It hasn’t exactly been a smooth ride since the Mandalay Bay Massacre in 2017, and now we see that casino revenues in coronavirus-struck areas have collapsed…
(Silver Doctors Editors) It hasn’t exactly been a smooth ride for the Las Vegas casino industry over the past few years.
In November, 2017, we reported that tourism had plummeted in Las Vegas, in part because of the mass shooting that happened on October 1st, 2017.
In 2018, Las Vegas casinos reported a net loss of over $1 billion, which is attributed to bankruptcy re-organizations.
So it was already a rough couple of years for the casinos, and after a net revenue profit of $2.055 Billion in 2019, there is talk of 2019 being a turnaround year.
The casino industry would have been feeling optimistic going into 2020, that is, until Covid-19 happened in China, along with the devastation to the casino industry in Macau that followed.
From Zero Hedge (bold added for emphasis):
Just as we saw happen with auto sales in China, Macau’s gaming revenue collapsed in February as a result of China grinding to a halt while the entire country remains mostly in lockdown as a result of the coronavirus spread.
Macau businesses closed for 15 days to help control the spread of the virus, but it cost them. Gross gaming revenue for February was just 3.1 billion patacas ($386.5 million), a 87.8% fall from 2019. Analysts were predicting the pain ahead of time, estimating for a median of a 90% drop, according to Bloomberg.
Macau, the world’s largest gambling hub, had its government suspend casino operations from February 5th to about February 19th. The epicenter was already dealing with falling revenue numbers from 2019 – and this closure just adds insult to injury. It was the longest closure on record, second only to a 33 hour shutdown that occurred as a result of a typhoon in 2018.
When business resumed around February 20th, foot traffic at casinos was still weak. China continued to halt visas to Macau and transportation remained restricted.
Here’s a look at the most recent Johns Hopkins Covid-19 tracker, from the 7:33 a.m. update on Tuesday, March 3rd:
Supposedly, there are only ten cases in all of Macau, but the casino industry has still been devastated.
On the one hand, we are talking about China here, which is ground zero for the pandemic, and Macau is one of those “administrative” political areas aligned with China much in the same way that Hong Kong is aligned, only Macau is the Las Vegas of China/Asia, so on the other hand, if the coronavirus pandemic hits Las Vegas, mildly even, would we not see a similar plummet in revenue?
Nevada is very close to the epicenter of the US spread.
In fact, Nevada shares borders with the states of Oregon, Arizona and California, all of which have confirmed coronavirus cases.
In yesterday’s Silver Doctors Live, we showed what life is like in China in an area where there are active cases of coronavirus, and in particular, we highlighted how shopping malls would simply close down, with only one day of notice given, taped to the front doors of the mall.
We discussed many other things relating to what life will be like in the USA when the number of cases really starts increasing:

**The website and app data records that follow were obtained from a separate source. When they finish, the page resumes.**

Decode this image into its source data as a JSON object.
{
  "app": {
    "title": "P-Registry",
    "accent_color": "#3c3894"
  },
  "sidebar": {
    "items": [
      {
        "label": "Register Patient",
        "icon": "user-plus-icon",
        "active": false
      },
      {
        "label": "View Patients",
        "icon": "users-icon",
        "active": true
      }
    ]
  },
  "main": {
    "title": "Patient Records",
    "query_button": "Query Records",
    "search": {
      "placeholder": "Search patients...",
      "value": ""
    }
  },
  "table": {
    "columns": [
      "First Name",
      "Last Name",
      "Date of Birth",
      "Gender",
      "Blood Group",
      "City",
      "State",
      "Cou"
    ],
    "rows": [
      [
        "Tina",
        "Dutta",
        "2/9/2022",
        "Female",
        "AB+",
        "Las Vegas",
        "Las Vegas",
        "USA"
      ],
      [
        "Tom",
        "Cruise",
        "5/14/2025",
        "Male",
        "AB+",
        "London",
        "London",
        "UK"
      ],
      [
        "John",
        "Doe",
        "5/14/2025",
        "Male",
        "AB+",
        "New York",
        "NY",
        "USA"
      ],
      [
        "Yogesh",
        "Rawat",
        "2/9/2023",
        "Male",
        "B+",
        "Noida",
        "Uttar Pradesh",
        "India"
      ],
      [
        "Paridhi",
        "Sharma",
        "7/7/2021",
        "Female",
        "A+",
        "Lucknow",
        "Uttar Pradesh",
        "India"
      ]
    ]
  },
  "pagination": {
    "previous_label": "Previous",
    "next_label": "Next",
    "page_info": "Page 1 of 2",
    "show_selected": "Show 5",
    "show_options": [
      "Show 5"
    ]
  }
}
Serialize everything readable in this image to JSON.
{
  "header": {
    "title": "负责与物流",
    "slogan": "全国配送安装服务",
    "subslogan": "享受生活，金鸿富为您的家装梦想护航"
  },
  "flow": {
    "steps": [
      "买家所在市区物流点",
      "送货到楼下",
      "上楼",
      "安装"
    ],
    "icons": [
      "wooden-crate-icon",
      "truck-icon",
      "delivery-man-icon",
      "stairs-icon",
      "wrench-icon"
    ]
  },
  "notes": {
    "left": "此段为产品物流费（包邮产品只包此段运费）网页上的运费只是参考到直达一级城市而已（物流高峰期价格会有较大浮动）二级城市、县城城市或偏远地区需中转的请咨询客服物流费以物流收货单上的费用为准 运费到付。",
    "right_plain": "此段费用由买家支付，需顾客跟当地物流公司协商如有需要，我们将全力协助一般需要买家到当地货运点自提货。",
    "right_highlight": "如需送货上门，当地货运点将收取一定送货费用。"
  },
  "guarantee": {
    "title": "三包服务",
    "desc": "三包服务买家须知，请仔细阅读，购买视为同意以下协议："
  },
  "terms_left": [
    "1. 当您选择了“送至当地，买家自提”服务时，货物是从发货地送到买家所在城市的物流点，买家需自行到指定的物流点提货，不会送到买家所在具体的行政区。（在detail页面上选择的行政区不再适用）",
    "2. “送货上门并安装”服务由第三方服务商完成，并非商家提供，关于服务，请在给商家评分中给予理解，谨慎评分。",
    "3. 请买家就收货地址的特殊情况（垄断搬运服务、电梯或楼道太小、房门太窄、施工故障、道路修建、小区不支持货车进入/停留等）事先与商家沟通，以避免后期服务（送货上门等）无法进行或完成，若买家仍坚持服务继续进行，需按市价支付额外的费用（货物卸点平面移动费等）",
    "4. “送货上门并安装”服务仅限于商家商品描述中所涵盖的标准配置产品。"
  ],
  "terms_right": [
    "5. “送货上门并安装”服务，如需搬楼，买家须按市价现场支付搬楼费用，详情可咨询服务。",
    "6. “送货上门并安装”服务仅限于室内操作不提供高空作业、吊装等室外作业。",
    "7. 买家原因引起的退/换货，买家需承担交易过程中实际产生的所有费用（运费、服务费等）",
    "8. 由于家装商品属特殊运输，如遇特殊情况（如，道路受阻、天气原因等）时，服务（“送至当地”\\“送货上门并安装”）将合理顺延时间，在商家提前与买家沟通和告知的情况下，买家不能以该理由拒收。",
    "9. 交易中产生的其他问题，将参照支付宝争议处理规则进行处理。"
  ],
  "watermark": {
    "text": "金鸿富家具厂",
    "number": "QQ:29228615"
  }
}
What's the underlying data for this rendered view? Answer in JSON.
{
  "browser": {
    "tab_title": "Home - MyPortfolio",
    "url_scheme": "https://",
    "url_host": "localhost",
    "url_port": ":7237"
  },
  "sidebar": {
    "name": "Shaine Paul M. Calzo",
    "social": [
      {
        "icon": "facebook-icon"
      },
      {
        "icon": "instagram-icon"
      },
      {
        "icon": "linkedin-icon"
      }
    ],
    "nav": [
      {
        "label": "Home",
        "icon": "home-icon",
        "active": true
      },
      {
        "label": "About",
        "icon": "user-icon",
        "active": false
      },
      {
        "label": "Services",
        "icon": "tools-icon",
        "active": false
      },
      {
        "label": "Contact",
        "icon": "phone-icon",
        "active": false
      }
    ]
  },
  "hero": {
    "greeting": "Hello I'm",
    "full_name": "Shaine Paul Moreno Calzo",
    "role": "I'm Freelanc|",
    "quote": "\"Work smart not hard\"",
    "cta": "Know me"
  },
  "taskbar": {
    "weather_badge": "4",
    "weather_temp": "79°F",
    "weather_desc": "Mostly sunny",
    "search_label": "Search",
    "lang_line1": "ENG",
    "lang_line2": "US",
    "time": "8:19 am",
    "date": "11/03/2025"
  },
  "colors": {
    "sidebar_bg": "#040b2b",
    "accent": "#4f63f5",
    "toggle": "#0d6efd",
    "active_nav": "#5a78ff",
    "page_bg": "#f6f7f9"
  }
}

Here’s the question: Is the casino industry truly ready for community level spread which could force casinos to abruptly close their doors?
Are casino industry employees ready if employers are forced to shut down?
Is the state of Nevada ready for the loss of revenue?
And that is the difficult balance – having a functioning society amidst a pandemic.
See how there are so many question that are not going to be easy to answer?
Here are two more difficult, uncomfortable, and better-think-these-things-through questions –
Is it possible that Las Vegas received a temporary boost to tourism in January and February as gamblers who would have otherwise gone to Macau or other places instead went to Las Vegas, and could any of those tourists been asymptomatic Covid-19 carriers?
In addition to the impact on the casino industry, do all of the shows and conventions in Las Vegas continue go on at a time when it seems as if travel restrictions are increasing, not decreasing, and rapidly invoked and enforced quarantines may mean a simple vacation ends up being a multi-month nightmare?
This article is an example of some of the problems the various Las Vegas industries will have to solve, and people who have a stake in those industries, as in employees, owners, and visitors, will also have to be prepared to solve those problems as well, but there is an overall point here: No matter where you are, and no matter what you do, we all need to be thinking about the problems we will be facing in the event of community level spread.